*Task to carry out:*
For each line in the data below that has the word "label", copy that line.
Top of Information given
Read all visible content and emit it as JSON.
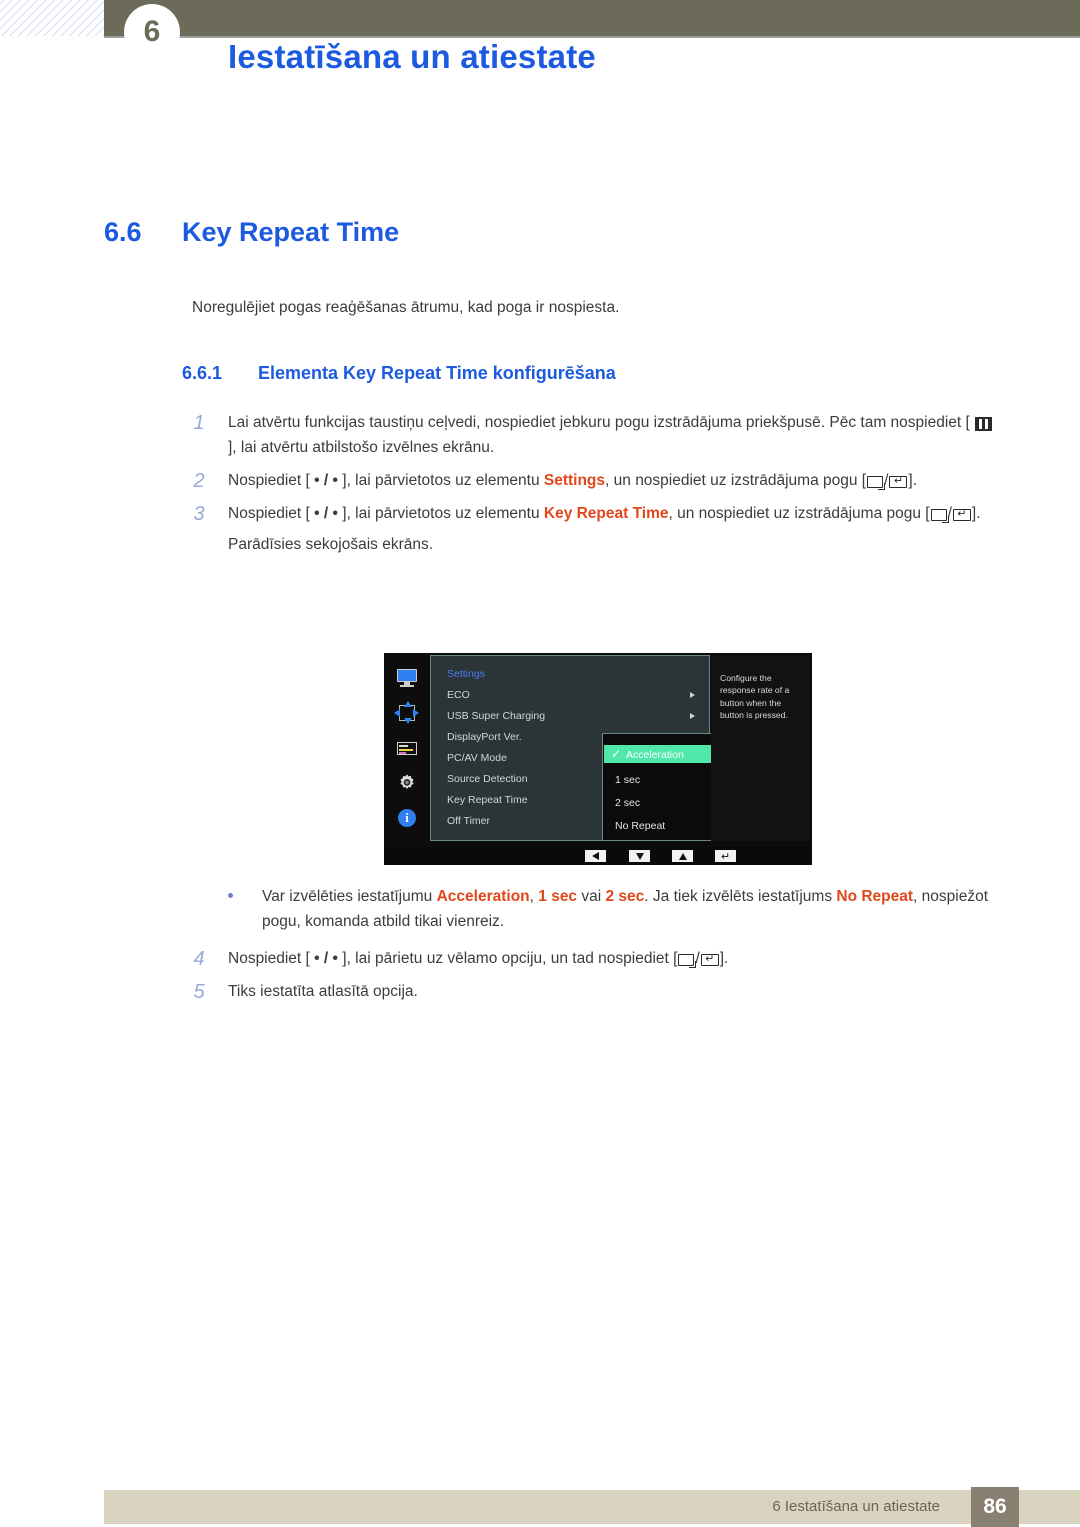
{
  "header": {
    "chapter_number": "6",
    "title": "Iestatīšana un atiestate"
  },
  "section": {
    "number": "6.6",
    "title": "Key Repeat Time",
    "intro": "Noregulējiet pogas reaģēšanas ātrumu, kad poga ir nospiesta."
  },
  "subsection": {
    "number": "6.6.1",
    "title": "Elementa Key Repeat Time konfigurēšana"
  },
  "steps": [
    {
      "num": "1",
      "parts": [
        {
          "t": "text",
          "v": "Lai atvērtu funkcijas taustiņu ceļvedi, nospiediet jebkuru pogu izstrādājuma priekšpusē. Pēc tam nospiediet [ "
        },
        {
          "t": "icon",
          "v": "menu-key-icon"
        },
        {
          "t": "text",
          "v": " ], lai atvērtu atbilstošo izvēlnes ekrānu."
        }
      ]
    },
    {
      "num": "2",
      "parts": [
        {
          "t": "text",
          "v": "Nospiediet [ "
        },
        {
          "t": "dots",
          "v": "• / •"
        },
        {
          "t": "text",
          "v": " ], lai pārvietotos uz elementu "
        },
        {
          "t": "hl",
          "v": "Settings"
        },
        {
          "t": "text",
          "v": ", un nospiediet uz izstrādājuma pogu ["
        },
        {
          "t": "icon",
          "v": "source-key-icon"
        },
        {
          "t": "text",
          "v": "/"
        },
        {
          "t": "icon",
          "v": "enter-key-icon"
        },
        {
          "t": "text",
          "v": "]."
        }
      ]
    },
    {
      "num": "3",
      "parts": [
        {
          "t": "text",
          "v": "Nospiediet [ "
        },
        {
          "t": "dots",
          "v": "• / •"
        },
        {
          "t": "text",
          "v": " ], lai pārvietotos uz elementu "
        },
        {
          "t": "hl",
          "v": "Key Repeat Time"
        },
        {
          "t": "text",
          "v": ", un nospiediet uz izstrādājuma pogu ["
        },
        {
          "t": "icon",
          "v": "source-key-icon"
        },
        {
          "t": "text",
          "v": "/"
        },
        {
          "t": "icon",
          "v": "enter-key-icon"
        },
        {
          "t": "text",
          "v": "]."
        }
      ],
      "note": "Parādīsies sekojošais ekrāns."
    }
  ],
  "bullet": {
    "parts": [
      {
        "t": "text",
        "v": "Var izvēlēties iestatījumu "
      },
      {
        "t": "hl",
        "v": "Acceleration"
      },
      {
        "t": "text",
        "v": ", "
      },
      {
        "t": "hl",
        "v": "1 sec"
      },
      {
        "t": "text",
        "v": " vai "
      },
      {
        "t": "hl",
        "v": "2 sec"
      },
      {
        "t": "text",
        "v": ". Ja tiek izvēlēts iestatījums "
      },
      {
        "t": "hl",
        "v": "No Repeat"
      },
      {
        "t": "text",
        "v": ", nospiežot pogu, komanda atbild tikai vienreiz."
      }
    ]
  },
  "steps_after": [
    {
      "num": "4",
      "parts": [
        {
          "t": "text",
          "v": "Nospiediet [ "
        },
        {
          "t": "dots",
          "v": "• / •"
        },
        {
          "t": "text",
          "v": " ], lai pārietu uz vēlamo opciju, un tad nospiediet ["
        },
        {
          "t": "icon",
          "v": "source-key-icon"
        },
        {
          "t": "text",
          "v": "/"
        },
        {
          "t": "icon",
          "v": "enter-key-icon"
        },
        {
          "t": "text",
          "v": "]."
        }
      ]
    },
    {
      "num": "5",
      "parts": [
        {
          "t": "text",
          "v": "Tiks iestatīta atlasītā opcija."
        }
      ]
    }
  ],
  "osd": {
    "icons": [
      "monitor-icon",
      "picture-position-icon",
      "osd-display-icon",
      "gear-icon",
      "info-icon"
    ],
    "menu": {
      "title": "Settings",
      "items": [
        {
          "label": "ECO",
          "has_arrow": true
        },
        {
          "label": "USB Super Charging",
          "has_arrow": true
        },
        {
          "label": "DisplayPort Ver.",
          "has_arrow": false
        },
        {
          "label": "PC/AV Mode",
          "has_arrow": false
        },
        {
          "label": "Source Detection",
          "has_arrow": false
        },
        {
          "label": "Key Repeat Time",
          "has_arrow": false
        },
        {
          "label": "Off Timer",
          "has_arrow": false
        }
      ]
    },
    "submenu": {
      "selected": "Acceleration",
      "options": [
        "1 sec",
        "2 sec",
        "No Repeat"
      ]
    },
    "tooltip": "Configure the response rate of a button when the button is pressed.",
    "bottom_buttons": [
      "left-arrow-button",
      "down-arrow-button",
      "up-arrow-button",
      "enter-button"
    ],
    "colors": {
      "highlight": "#4fe8aa",
      "menu_bg": "#2b3436",
      "title_blue": "#4a7cf0"
    }
  },
  "footer": {
    "text": "6 Iestatīšana un atiestate",
    "page": "86"
  },
  "theme": {
    "accent_blue": "#1c5ae0",
    "highlight_red": "#e2471c",
    "header_olive": "#6c6a58",
    "footer_beige": "#d8d4c0"
  }
}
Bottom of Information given
*Result:*
          "label": "ECO",
          "label": "USB Super Charging",
          "label": "DisplayPort Ver.",
          "label": "PC/AV Mode",
          "label": "Source Detection",
          "label": "Key Repeat Time",
          "label": "Off Timer",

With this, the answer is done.